Miss Tulip Stays the Night and The Great Game share the same dual-layered disc, encoded for all regions and containing no additional features. Given their respective brief lengths the two films fit perfectly snugly onto a single DVD and look and sound as good as we should likely expect from the format. Filmed on a low budget, in black and white and in the Academy ratio neither is going to possess the greatest of production values, though that’s not to say we aren’t dealing professionals behind the camera. (Miss Tulip’s director of photography Kenneth Talbot went on to lens Born Free and a number of Hammer productions.) The Great Game, in particular, comes across very well with strong contrast levels and excellent detail; the latter is such that it’s easy to discern when and where post-synching was used for the dialogue! Miss Tulip fares worse simply because the original materials aren’t in the best of conditions. It’s tempting to lay the blame on its protracted route to reaching a final cut as the film bares the occasional scars of rough edits and a chopped up soundtrack. There are also two passages where the quality reduces drastically, though this no doubt comes down to what elements survive. Importantly there are no additional problems owing to the transfer: when the films look and sound very good (most of the time for The Great Game, some of the time for Miss Tulip), the disc ably reflects that.

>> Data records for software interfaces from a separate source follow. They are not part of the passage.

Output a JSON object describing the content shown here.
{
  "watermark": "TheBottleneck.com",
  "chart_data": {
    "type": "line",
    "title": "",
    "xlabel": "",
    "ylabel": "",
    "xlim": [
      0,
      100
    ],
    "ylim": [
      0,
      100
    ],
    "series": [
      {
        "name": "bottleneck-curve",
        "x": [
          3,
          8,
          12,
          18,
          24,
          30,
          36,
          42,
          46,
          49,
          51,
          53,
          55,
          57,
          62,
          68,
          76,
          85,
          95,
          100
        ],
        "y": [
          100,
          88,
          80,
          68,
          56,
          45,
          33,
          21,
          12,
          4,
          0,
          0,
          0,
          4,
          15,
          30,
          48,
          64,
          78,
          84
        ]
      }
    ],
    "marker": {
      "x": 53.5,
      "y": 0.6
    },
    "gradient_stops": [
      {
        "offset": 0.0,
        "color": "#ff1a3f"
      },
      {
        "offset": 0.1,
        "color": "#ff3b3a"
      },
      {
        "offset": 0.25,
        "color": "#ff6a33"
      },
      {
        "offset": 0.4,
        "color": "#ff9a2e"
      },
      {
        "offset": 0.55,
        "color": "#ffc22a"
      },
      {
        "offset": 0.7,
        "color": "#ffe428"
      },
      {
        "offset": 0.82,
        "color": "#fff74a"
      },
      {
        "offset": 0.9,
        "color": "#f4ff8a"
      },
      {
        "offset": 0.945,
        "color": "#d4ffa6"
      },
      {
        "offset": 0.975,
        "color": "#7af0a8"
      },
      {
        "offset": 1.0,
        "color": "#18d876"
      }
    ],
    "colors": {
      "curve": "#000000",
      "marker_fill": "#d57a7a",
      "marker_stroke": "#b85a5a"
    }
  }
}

Although there are no extras on-disc, the two films are accompanied by a fully illustrated 36-page booklet which may very well be my favourite of all the BFI releases this year. Vic Pratt, co-producer of the Adelphi releases, provides lengthy essays on each of the films and they’re a wealth of information and background detail. The Miss Tulip piece is particularly long, extending to eight pages as it relates the production history and the difficulties of the final edit. In both the level of research undertaken is immediately obvious and it proves especially welcome given how obscure these two films are. Indeed, it is unlikely that any such in-depth account of Miss Tulip or The Great Game has been previously published. And this isn’t all: we also find two pieces devoted to Dors , bios for directors Leslie Arliss (Miss Tulip) and Maurice Elvey (The Great Game), full credits for each and the usual notes of the transfer and acknowledgements; Kate Lees’ piece on Adelphi, present in all previous releases in the collection, also makes another appearance. The Dors pieces are excellent, one devoted to her career prior to a move to Hollywood after the success of 1956’s Yield to the Night, the other looking at her style in the four Adelphi films she made. The latter in particular follows the Vic Pratt essays in covering an area rarely, if ever, written about before. For that (but not only that), as with the rest of the booklet, it makes for a more than worthwhile inclusion.